It's late in the spring, and you have just realized that you missed seeing the cherry blossoms this year. Don’t worry because you’ll still be able to see gorgeous cherry blossoms in the northern parts of the country. These late blooming cherry trees are still decorated with blossoms for your hanami pleasure! Below is a short list of some famous sakura sites which you can visit as late as May.
So c'mon and hustle up north to see these end-of-season-beauties, because when these are gone, the blossoms will really be gone—until next year!
Hirosaki Park, in the southwest section of Aomori prefecture, is a public park containing the famous Hirosaki Castle ruins. Most of the original parts of the castle, which was built in 1611, have been beautifully preserved, and the castle tower, wooden stage, and gate have all been appointed important cultural properties. The grounds of the park enclose 2,600 cherry trees of fifty different varieties, and the view is so spectacular that the park has been designated as one of the top 100 locations for cherry blossom viewing in Japan. Wander through cherry blossom tunnels, admire the petal-filled moats from your own rented rowboat, and pay a visit to the Hirosaki Castle Botanical Garden and Gokoku Shrine while you’re in the park. Nighttime visitors are treated to a vision of illuminated trees for a hauntingly beautiful sight.
Also known as one of the top 100 cherry blossom sights, this park additionally has the honor of being one of the three most beautiful hanami sites in northern Japan. Old Somei Yoshino trees, over 90 years old, are aligned in a row extending for about a mile creating a picturesque canopy to walk under. With a carpet of cherry blossom petals beneath your feet, you won’t forget this visit in a hurry. The park is 724 acres, and in addition to the Somei Yoshino trees, features 10,000 cherry trees of 150 varieties. The trees blossom at different times during the season, finishing with the Beni Yamazakura in early May. Visitors may view the blossoms along the Kitakami River from the Jingaoka Hills within the park or even hop on a riverboat cruise to relax and enjoy the view. You’ll also sail under the 300 carp streamers which are hung every year and dance beautifully in the wind.
Located in the city of Hakodate, Goryokaku Park is considered one of the best places to view cherry blossoms in the city. Goryokaku Park also houses the Goryokaku, which was originally a fort and uniquely designed in the shape of a five-sided star; it has been declared a Special Historic Site. Within the park are 1,600 cherry trees, including Somei Yoshino and Yaezakura which usually come into full bloom in late April and last through May. The trees are planted along the moat and the inside of the star-shaped castle wall ruins. Visitors may enjoy a leisurely viewing of the blossoms as they relax on a boat ride along the moat. The trees are also illuminated at night to extend your viewing pleasure. While in the park, you can also view the Hakodate City Museum which is housed there, as well as climb the observation tower where you can catch an aerial view of the fort and the blossoms.

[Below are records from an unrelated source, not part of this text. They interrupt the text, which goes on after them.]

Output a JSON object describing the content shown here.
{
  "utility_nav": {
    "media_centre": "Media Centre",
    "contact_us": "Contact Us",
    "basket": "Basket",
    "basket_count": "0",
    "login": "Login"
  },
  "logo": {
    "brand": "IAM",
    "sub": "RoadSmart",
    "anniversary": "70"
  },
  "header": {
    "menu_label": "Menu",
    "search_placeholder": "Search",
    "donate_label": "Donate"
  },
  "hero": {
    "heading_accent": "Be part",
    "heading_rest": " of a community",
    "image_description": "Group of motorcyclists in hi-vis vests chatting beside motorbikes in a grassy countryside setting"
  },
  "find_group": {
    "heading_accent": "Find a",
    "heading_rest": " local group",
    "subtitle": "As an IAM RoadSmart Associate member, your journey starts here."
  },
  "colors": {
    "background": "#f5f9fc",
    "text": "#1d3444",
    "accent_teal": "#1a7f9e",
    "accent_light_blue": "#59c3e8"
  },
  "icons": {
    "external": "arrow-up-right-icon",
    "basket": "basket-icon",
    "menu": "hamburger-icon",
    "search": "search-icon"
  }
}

One of the most popular cherry blossom spots, attracting over 1 million tourists each year is Kakunodate (also known as Little Kyoto), a scenic town that is listed as one of the three famous cherry blossom spots of Michinoku. The town is famous for its light pink Shidarezakura or weeping cherry trees, some of which are over 200 years old, with 162 of them being considered Natural Monuments of Japan. Kakunodate was originally a castle town and home to samurai warriors, so there are many historic buildings to explore as you wander about the cherry blossoms blooming all around you. Just a five-minute walk from the town, you’ll reach the banks of the Hinokinai River, a popular walking spot that is also known as the Sakura Mile. During the spring season, over four hundred of these weeping cherry blossom trees form a stunning tunnel that stretches two kilometers making this a perfect spot for strolls along the river.